### What needs to be done
Look through the material below and give the number of lines holding "next", with no other words.

### Information shown
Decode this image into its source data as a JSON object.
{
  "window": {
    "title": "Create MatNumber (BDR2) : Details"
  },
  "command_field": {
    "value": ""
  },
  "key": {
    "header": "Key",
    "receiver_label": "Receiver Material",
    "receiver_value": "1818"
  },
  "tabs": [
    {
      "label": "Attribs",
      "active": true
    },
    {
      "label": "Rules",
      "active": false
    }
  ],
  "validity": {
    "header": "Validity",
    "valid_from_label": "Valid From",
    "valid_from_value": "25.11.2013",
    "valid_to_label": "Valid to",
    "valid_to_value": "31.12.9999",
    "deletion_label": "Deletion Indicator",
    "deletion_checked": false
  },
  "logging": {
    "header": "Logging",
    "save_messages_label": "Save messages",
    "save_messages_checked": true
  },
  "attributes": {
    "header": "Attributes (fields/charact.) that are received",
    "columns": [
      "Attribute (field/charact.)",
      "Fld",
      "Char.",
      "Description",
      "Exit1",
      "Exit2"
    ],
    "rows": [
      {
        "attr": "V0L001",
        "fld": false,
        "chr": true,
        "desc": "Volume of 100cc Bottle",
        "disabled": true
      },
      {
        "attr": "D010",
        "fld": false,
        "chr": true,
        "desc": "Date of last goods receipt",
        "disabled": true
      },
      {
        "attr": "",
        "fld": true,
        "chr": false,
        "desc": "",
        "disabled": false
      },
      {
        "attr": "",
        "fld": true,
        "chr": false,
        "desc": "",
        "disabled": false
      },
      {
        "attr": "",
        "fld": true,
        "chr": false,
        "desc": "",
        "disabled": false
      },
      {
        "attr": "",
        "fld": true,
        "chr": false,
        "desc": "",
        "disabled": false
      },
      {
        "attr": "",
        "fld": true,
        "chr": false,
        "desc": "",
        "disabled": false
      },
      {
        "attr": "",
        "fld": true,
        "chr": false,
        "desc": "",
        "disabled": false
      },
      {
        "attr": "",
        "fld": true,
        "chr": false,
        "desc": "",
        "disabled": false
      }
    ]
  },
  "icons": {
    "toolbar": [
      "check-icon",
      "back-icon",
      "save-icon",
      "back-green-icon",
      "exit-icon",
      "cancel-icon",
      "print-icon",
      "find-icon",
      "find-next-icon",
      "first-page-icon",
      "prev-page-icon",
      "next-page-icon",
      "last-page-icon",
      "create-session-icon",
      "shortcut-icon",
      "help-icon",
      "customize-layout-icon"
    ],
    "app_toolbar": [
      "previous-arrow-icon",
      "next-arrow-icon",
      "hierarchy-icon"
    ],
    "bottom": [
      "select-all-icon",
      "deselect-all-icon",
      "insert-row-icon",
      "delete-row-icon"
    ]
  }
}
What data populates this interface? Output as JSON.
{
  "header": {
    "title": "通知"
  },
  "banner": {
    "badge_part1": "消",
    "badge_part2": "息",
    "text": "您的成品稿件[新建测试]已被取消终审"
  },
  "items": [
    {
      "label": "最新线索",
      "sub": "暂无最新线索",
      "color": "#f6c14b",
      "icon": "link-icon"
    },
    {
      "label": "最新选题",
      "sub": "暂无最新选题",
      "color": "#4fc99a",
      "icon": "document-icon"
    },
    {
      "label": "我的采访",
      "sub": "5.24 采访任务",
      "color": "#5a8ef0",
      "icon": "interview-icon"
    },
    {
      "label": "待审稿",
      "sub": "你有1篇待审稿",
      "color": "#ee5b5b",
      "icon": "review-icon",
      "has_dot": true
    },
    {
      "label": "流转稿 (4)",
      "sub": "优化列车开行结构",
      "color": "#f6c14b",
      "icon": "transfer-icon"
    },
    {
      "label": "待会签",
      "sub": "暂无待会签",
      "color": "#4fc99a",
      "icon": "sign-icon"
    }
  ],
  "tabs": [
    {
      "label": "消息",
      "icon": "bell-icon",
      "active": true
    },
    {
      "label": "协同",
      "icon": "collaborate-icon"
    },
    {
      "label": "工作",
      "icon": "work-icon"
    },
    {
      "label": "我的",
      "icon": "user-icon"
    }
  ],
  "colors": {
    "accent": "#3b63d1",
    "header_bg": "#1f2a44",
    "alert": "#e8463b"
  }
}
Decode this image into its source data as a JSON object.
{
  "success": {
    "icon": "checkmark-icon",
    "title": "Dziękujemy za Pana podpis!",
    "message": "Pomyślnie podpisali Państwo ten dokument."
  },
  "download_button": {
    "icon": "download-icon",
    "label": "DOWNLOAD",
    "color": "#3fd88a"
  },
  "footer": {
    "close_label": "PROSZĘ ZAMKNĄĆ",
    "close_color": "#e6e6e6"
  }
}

### Written solution
3